Le Van Muoi, who grew 4,000 sq.m of watermelon under Vietnamese good agricultural practices (VietGAP) standards, harvested watermelon last week and sold them for VND8,000 (US$35 cent) a kilo.
After deducting all production costs, he was able to earn a profit of VND30 million (US$1,300) per 1,000 sq.m. “This is the first year I’ve used VietGAP standards. I’m very happy because I had a bumper crop and high prices,” he said.
In previous years, Muoi grew watermelon using traditional methods and did not see high profits.
In recent years, growing watermelon for Tet brought high profits for farmers who decided to expand cultivation for the Tet crop.
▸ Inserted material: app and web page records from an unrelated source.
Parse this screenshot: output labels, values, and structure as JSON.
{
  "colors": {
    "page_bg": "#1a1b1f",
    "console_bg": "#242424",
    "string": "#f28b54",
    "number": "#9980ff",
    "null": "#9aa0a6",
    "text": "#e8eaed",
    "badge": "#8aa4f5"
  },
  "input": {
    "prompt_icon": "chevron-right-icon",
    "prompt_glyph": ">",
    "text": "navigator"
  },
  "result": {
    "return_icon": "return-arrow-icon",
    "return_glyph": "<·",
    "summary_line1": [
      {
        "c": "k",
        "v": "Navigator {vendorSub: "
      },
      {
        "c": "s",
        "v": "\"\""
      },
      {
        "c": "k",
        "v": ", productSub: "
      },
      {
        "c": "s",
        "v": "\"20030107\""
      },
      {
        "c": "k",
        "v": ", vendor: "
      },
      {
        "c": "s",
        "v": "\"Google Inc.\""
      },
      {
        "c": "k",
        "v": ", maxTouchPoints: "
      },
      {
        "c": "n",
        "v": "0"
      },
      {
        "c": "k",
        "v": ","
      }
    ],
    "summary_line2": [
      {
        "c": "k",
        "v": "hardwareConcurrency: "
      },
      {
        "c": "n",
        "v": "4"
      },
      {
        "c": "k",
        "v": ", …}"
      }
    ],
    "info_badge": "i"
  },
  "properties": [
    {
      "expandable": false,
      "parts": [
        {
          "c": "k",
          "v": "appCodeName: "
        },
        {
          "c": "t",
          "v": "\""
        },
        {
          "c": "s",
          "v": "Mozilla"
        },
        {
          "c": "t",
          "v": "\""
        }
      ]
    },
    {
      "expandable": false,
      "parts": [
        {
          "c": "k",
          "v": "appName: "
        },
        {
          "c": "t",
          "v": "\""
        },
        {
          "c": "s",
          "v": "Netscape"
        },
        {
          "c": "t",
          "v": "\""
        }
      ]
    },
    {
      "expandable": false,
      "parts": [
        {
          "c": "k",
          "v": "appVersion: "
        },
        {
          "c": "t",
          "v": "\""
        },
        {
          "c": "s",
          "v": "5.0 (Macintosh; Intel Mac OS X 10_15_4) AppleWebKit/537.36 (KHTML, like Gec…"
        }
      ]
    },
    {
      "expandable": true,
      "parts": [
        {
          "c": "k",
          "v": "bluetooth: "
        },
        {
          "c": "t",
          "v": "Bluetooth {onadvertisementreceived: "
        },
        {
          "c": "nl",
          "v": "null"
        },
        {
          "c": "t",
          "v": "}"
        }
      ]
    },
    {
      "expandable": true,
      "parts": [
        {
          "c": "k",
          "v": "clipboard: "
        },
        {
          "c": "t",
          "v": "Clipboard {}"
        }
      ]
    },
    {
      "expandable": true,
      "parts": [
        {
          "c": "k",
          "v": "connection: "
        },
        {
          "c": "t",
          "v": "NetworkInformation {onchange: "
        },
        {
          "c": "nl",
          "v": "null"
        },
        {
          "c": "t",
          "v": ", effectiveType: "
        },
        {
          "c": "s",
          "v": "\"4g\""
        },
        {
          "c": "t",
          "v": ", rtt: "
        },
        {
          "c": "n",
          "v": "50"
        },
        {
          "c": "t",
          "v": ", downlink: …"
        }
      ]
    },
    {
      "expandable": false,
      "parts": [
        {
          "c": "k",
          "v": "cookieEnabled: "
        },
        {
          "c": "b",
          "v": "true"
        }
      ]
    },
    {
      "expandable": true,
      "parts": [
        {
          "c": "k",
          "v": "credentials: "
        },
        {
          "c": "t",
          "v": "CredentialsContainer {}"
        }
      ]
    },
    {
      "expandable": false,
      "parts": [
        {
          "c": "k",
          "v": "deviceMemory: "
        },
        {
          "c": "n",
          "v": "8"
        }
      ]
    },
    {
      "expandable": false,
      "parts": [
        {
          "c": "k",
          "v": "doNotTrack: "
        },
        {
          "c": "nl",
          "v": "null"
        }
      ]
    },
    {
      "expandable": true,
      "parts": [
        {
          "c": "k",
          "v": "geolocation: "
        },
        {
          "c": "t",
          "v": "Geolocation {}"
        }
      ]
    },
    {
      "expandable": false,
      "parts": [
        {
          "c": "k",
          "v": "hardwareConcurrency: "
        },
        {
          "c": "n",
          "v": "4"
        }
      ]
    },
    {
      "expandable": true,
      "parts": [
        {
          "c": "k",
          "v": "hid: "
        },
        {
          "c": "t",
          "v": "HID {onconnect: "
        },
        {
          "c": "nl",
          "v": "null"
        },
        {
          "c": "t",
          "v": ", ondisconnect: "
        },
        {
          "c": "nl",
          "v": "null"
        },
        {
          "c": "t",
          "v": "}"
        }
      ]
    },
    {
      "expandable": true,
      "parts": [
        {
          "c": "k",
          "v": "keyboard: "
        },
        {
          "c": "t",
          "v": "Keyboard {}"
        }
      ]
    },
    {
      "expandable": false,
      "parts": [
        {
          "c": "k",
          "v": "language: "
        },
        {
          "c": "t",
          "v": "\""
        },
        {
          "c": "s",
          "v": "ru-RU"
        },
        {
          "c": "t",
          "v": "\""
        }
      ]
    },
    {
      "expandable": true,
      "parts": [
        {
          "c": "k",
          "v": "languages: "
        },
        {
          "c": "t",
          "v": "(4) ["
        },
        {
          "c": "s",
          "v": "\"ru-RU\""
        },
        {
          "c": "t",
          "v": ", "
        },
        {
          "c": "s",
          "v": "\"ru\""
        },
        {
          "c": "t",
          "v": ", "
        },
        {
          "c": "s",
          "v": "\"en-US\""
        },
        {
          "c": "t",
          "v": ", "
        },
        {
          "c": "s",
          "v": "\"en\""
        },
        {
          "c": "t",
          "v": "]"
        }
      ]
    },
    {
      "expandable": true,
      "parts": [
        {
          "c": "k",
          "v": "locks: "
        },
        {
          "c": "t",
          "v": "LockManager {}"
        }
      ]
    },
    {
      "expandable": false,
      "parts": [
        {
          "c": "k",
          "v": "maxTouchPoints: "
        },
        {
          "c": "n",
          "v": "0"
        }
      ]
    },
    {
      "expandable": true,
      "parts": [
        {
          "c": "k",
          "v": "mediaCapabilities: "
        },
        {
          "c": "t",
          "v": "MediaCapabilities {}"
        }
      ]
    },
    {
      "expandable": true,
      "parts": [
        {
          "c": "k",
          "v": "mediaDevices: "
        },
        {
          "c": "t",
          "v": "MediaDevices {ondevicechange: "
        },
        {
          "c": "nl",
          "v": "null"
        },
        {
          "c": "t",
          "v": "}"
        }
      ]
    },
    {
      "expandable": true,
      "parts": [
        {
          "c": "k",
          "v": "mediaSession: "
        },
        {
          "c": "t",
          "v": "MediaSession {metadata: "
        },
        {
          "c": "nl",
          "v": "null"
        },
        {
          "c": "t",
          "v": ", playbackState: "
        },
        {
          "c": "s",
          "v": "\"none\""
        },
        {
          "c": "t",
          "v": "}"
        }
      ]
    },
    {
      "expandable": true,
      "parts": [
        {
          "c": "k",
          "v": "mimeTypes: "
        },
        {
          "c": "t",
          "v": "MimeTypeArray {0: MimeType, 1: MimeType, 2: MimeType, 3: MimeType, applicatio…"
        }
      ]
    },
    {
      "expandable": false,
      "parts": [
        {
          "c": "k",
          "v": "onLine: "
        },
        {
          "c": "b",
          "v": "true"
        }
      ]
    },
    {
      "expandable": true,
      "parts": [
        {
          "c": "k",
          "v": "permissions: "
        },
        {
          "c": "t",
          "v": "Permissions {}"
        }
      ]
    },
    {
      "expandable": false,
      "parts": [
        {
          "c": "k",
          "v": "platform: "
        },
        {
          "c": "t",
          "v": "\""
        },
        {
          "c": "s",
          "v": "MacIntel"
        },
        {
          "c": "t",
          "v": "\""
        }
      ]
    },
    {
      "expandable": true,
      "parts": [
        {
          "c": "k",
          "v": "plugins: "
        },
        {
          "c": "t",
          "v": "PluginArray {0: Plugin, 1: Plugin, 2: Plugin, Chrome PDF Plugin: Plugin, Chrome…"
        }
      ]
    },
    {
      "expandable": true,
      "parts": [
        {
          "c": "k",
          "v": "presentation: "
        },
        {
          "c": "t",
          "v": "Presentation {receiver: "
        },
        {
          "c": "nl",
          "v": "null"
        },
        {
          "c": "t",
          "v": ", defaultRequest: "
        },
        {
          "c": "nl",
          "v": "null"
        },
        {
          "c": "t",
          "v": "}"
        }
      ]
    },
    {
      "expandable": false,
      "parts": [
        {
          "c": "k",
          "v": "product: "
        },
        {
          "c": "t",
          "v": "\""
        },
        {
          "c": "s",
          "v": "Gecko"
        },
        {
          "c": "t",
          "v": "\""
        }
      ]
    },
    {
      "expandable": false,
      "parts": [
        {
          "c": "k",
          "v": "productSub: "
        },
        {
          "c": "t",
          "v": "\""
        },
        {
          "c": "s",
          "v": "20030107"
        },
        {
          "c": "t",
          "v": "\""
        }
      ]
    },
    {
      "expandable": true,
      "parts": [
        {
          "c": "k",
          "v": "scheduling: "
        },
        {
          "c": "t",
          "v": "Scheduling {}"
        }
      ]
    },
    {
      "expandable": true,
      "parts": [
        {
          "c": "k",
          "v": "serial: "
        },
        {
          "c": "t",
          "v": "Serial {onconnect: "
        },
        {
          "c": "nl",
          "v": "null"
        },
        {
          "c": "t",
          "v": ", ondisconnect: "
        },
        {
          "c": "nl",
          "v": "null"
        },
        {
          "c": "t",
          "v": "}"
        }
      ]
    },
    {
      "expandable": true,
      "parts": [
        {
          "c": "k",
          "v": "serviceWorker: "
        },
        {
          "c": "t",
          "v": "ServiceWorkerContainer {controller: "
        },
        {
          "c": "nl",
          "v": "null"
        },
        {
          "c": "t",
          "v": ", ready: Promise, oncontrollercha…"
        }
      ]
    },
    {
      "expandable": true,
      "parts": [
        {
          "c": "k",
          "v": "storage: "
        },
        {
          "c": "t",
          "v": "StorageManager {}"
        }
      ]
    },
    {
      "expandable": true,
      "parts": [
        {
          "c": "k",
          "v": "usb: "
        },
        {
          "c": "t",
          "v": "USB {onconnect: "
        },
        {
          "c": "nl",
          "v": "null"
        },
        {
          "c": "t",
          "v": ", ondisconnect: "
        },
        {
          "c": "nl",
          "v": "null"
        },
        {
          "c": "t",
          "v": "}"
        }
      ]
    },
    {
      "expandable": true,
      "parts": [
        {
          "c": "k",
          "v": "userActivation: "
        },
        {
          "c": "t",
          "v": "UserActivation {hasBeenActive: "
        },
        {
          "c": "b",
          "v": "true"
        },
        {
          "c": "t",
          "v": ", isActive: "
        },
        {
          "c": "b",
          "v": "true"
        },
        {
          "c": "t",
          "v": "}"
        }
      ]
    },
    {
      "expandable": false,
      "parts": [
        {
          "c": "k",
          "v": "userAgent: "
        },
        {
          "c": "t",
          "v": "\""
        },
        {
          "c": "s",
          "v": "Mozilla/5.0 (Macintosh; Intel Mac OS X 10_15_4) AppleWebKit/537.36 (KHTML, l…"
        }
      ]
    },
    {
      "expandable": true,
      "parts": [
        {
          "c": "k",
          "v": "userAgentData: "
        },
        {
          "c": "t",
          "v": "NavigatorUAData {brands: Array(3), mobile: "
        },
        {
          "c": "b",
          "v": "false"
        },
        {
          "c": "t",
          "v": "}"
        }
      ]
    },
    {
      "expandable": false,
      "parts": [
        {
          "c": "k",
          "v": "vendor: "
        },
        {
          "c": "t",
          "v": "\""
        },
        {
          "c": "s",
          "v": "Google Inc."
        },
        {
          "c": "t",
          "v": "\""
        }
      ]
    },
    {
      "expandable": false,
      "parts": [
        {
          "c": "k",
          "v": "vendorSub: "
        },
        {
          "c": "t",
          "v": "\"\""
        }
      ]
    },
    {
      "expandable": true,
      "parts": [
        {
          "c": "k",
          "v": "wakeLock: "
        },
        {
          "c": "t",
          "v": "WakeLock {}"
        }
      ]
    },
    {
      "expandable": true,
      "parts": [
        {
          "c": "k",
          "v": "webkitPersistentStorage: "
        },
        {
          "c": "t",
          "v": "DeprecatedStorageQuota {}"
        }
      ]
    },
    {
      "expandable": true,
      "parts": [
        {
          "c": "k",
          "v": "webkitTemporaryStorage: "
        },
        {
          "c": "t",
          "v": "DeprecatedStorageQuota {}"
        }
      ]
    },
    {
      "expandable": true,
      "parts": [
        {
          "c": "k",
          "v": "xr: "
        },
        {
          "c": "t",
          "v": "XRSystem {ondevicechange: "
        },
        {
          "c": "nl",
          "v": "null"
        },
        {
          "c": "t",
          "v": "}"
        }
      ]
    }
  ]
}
In Ly Van Lam commune’s specialised watermelon cultivation area, farmers have planted 73 ha for this Tet, up 13 ha against last Tet. Of the figure, 21 ha are planted under VietGAP standards.
Farmers have planted red and yellow flesh watermelons and the seedless variety, all of which have had a high yield and good quality.
The commune’s watermelon is famous for its sweetness.
Many watermelon farmers have escaped poverty and become wealthy, according to the Ca Mau Province Farmers Association, which has organised courses on farming techniques to help them improve their profits.
For this crop, farmers earned an average profit of more than VND15 million for each 1,000 sq.m, according to the association.
Many farmers who grow vegetables in the commune have applied VietGAP standards for mustard leaves, water spinach, cucumber, bitter melon and tomato.
Nguyen Chi Thanh, who owns a 1.3 ha garden in the commune’s Chanh Hamlet, said his family had grown five types of vegetables and fruits under VietGAP standards, including bitter melon.
Last week, traders purchased his bitter melon for VND10,000 a kilo, which is expected to rise near Tet, he said.
“My family will have a good Tet thanks to our use of VietGAP standards,” he said.
Growing VietGAP vegetables normally offers a profit of 15-20% higher than normal vegetables.
Nguyen Van Nhan, chairman of the Ly Van Lam Commune Farmers Association, said the farmers should develop a brand for vegetables and expand their sales network.
The Ly Van Lam Agricultural Service Co-operative, which has planted vegetables under VietGAP standards, plans to develop five sale points in Ca Mau city this year and expand its vegetables planted under VietGAP standards to 10ha.
As of last December, the cooperative had planted five hectares of VietGAP vegetables.